CNS signs -Other rule outs include infectious disorders (e.g., FIP, canine distemper, toxoplasmosis, FeLV-related infections); toxicities (e.g., lead, mushrooms, recreational drugs); hydrocephalus; epilepsy; metabolic disorders (e.g., severe low blood sugar).
Gastrointestinal signs—bowel obstruction; dietary indiscretion; foreign body ingestion; inflammatory bowel disease
Urinary tract signs—bacterial urinary tract infection; stones
CBC/Biochemistry: low BUN, creatinine, glucose, and cholesterol common; liver enzyme activity variable (ALP usually high in young patients owing to bone isoenzyme); bilirubin normal with congenital but may be high with acquired shunts.
Urinalysis: Decreased urine specific gravity (inability of kidneys to work properly) and crystals in the urine.
Total serum bile acids—sensitive indicators; random fasting values may be within normal reference range; 2-hr postprandial (post feeding) values markedly high (usually > 100 mmol/L)
Blood ammonia values—sensitive indicators; less reliable than total serum bile acids because of analytic problems

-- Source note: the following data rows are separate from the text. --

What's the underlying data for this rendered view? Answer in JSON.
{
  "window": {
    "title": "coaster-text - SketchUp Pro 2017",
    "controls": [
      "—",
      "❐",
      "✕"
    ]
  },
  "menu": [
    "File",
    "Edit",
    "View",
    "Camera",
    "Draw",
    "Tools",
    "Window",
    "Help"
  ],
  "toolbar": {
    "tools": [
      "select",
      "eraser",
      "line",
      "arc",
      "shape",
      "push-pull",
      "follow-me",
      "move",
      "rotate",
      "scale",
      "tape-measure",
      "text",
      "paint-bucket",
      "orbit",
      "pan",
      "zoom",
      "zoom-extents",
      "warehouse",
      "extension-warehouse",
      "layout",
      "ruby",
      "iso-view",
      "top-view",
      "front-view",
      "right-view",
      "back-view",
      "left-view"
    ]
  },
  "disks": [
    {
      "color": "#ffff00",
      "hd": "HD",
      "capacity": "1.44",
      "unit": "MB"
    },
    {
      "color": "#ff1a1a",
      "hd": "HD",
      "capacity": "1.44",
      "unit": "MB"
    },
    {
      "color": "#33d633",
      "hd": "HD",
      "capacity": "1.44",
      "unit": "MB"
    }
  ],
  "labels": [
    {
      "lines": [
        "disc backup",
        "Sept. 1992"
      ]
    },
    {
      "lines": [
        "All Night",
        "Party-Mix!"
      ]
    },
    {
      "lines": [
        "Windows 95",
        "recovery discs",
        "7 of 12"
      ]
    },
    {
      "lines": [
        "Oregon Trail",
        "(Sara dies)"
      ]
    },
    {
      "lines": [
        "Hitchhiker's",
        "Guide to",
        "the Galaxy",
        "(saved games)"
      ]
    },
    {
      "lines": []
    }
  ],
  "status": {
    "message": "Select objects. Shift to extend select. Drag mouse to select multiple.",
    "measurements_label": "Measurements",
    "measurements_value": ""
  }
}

Ammonia tolerance testing—more reliable than random ammonia values; samples cannot be stored, frozen, or mailed for analysis.
Abdominal Radiography: Small liver, Large kidneys, Bladder stones
Injecting radiographic contrast media into a mesenteric or spleenic vein. This is the test of choice, but is technically difficult.
Abdominal Ultrasonography: Subjective estimation of small liver, hypervascularity, and observation of the shunting vessel. Color-flow Doppler—assists in shunt localization. Intrahepatic shunts are most easily imaged.
Liver size depends on underlying cause.
Abdominal fluid is easily detected.
Ammonium urate calculi (stones) in the kidney or bladder
Eliminate causal factors—dehydration; elevated kidney toxins; gastrointestinal bleeding; high- protein foods; infection (urinary tract, other); treatment with certain drugs
Protein-restricted diet—dogs: dairy and soy protein may perform better than meat and fish proteins; cats: require balanced, meat-based protein.
Increase dietary protein tolerance by concurrent treatment with lactulose (0.5–1 mL/kg PO q8–12h; dose based on production of two to three soft stools daily), metronidazole (7.5 mg/kg PO q8– 12h), and/or neomycin (22 mg/kg PO q12h).
Cleansing enemas with warmed isotonic fluids— until free of feces
Retention enemas—15 mL/kg; with lactulose (1:2 dilution with water) and neomycin (10–15 mg/kg)
Surgical ligation with congenital disease
Goal: total ligation vessel; often only partial ligation can be performed safely and surgical assessment of extent of ligation may be inaccurate.
Hepatic encephalopathy signs must be resolved before surgery. Intrahepatic shunts are most difficult to ligate.
This article was donated by the Columbia Animal Hospital. For further information please visit http://www.petshealth.com/